* [About this exercise]: Among the lines of the data, copy those that hold "likes".

* [Data records for software interfaces]:
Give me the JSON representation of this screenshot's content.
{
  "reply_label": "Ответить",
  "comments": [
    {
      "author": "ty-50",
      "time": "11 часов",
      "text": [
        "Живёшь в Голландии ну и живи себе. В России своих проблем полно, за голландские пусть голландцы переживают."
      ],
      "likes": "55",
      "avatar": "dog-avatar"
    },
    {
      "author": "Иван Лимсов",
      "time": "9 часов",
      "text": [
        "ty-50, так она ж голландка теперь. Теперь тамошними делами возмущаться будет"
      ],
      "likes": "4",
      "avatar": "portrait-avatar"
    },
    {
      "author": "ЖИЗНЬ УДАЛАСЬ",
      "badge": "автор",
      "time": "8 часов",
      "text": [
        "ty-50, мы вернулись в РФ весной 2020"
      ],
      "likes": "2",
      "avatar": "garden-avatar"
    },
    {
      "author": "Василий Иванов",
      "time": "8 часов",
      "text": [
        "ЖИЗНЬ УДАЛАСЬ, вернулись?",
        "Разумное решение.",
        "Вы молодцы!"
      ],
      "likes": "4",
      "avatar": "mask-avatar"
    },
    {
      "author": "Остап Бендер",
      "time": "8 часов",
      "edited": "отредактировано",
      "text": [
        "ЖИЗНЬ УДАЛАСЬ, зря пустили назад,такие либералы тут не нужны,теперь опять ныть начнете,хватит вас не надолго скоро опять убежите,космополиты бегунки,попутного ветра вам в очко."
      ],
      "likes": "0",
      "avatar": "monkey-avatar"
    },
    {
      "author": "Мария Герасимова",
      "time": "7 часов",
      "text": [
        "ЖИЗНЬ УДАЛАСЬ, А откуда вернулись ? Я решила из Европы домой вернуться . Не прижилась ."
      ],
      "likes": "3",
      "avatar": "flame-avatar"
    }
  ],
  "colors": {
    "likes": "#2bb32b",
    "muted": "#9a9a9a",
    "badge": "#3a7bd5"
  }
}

* [Solution to the problem]:
      "likes": "55",
      "likes": "4",
      "likes": "2",
      "likes": "4",
      "likes": "0",
      "likes": "3",
    "likes": "#2bb32b",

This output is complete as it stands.